Buy instant access to cite pages or passages in MLA, APA and Chicago citation styles.

(Einhorn, 1992, p. 25)

(Einhorn 25)

1. Lois J. Einhorn, Abraham Lincoln, the Orator: Penetrating the Lincoln Legend (Westport, CT: Greenwood Press, 1992), 25, http://www.questia.com/read/27419298.

Cited article

STORM OF STEEL: The Development of Armor Doctrine in Germany and the Soviet Union
Settings

Settings

Typeface
Text size Smaller Larger Reset View mode
Search within

Search within this article

Look up

Look up a word

  • Dictionary
  • Thesaurus
Please submit a word or phrase above.
Print this page

Print this page

Why can't I print more than one page at a time?

Help
Full screen

matching results for page

    Questia reader help

    How to highlight and cite specific passages

    1. Click or tap the first word you want to select.
    2. Click or tap the last word you want to select, and you’ll see everything in between get selected.
    3. You’ll then get a menu of options like creating a highlight or a citation from that passage of text.

    OK, got it!

    Cited passage

    Style
    Citations are available only to our active members.
    Buy instant access to cite pages or passages in MLA, APA and Chicago citation styles.

    "Portraying himself as an honest, ordinary person helped Lincoln identify with his audiences." (Einhorn, 1992, p. 25).

    "Portraying himself as an honest, ordinary person helped Lincoln identify with his audiences." (Einhorn 25)

    "Portraying himself as an honest, ordinary person helped Lincoln identify with his audiences."1

    1. Lois J. Einhorn, Abraham Lincoln, the Orator: Penetrating the Lincoln Legend (Westport, CT: Greenwood Press, 1992), 25, http://www.questia.com/read/27419298.

    Cited passage

    Thanks for trying Questia!

    Please continue trying out our research tools, but please note, full functionality is available only to our active members.

    Your work will be lost once you leave this Web page.

    Buy instant access to save your work.

    Already a member? Log in now.

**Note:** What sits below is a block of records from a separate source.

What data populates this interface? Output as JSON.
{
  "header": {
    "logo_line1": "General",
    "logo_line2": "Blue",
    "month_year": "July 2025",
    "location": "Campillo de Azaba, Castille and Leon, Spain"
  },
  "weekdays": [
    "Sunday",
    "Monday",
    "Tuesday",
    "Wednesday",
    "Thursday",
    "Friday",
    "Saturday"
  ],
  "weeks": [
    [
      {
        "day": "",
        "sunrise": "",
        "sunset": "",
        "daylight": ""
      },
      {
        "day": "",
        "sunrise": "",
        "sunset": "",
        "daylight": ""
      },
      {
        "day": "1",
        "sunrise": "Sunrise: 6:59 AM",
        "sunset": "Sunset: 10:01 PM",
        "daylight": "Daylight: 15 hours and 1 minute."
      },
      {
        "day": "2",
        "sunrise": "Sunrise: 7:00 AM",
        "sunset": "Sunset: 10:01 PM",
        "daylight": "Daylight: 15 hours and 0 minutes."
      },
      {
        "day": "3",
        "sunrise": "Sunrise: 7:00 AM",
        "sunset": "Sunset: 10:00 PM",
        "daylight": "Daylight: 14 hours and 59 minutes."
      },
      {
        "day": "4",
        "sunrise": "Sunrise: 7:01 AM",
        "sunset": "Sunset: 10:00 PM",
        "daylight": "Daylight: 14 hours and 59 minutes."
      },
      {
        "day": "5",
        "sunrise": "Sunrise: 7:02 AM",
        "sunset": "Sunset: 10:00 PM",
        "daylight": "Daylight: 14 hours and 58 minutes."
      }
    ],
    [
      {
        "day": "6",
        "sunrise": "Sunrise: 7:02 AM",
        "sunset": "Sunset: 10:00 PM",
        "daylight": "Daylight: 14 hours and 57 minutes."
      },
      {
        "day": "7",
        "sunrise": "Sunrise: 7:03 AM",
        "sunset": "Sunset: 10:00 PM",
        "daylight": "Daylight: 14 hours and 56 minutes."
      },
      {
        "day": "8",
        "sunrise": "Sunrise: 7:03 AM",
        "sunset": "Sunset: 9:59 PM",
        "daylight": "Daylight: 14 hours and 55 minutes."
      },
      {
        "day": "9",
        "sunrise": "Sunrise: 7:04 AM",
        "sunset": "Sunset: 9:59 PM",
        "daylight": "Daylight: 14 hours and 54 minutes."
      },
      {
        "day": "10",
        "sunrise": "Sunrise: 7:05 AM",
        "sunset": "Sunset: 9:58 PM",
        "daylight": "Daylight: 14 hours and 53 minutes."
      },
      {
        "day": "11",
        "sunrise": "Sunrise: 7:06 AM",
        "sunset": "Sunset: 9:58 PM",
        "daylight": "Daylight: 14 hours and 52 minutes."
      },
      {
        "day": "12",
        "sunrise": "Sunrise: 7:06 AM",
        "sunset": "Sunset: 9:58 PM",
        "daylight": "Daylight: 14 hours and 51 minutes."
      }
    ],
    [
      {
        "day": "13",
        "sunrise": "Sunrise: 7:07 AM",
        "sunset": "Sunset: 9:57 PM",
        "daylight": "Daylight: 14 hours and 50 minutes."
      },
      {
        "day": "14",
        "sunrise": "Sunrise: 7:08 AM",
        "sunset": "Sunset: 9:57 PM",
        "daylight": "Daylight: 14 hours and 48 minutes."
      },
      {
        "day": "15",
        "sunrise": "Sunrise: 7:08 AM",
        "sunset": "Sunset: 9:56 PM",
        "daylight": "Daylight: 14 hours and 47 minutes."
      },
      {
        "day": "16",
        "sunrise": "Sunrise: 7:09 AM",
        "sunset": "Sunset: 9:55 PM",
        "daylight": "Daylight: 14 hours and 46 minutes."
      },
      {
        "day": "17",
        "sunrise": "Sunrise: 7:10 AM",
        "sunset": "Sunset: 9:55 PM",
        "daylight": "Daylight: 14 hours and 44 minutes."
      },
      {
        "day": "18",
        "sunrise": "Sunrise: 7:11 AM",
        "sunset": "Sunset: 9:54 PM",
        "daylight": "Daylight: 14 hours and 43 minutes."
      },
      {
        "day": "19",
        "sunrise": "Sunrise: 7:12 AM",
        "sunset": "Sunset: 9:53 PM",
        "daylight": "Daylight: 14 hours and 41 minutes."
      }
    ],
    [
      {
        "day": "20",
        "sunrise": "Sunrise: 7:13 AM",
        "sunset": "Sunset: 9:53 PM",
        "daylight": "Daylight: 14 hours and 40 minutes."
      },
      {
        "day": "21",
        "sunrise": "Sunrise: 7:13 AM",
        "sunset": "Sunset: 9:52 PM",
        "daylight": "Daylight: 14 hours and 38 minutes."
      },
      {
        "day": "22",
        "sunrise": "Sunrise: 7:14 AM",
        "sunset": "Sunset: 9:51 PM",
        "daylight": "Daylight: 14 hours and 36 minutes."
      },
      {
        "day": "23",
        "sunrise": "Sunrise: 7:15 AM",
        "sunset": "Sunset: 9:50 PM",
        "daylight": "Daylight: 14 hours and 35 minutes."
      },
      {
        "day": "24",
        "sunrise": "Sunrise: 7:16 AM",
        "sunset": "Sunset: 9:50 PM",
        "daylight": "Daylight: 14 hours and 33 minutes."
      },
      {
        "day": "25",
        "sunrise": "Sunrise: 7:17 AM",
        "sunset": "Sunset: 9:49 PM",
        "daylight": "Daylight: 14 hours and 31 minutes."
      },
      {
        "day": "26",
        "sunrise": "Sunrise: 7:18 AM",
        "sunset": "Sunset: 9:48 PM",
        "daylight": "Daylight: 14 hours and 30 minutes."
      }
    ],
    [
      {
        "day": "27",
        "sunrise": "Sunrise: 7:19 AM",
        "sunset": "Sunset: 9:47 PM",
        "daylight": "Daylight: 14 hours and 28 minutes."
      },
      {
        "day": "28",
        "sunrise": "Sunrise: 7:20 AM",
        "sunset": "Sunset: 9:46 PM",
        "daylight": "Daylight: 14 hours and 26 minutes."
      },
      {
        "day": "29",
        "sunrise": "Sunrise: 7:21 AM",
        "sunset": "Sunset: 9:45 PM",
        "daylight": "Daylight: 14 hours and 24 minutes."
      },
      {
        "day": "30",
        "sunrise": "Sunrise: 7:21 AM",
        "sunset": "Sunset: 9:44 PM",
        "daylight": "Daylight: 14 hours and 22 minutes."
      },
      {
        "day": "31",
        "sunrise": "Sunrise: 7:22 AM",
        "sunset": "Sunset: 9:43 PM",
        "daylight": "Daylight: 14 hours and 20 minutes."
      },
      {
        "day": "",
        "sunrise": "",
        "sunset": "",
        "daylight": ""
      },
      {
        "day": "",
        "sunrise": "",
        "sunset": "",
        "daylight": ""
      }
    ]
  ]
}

    Oops!

    An unknown error has occurred. Please click the button below to reload the page. If the problem persists, please try again in a little while.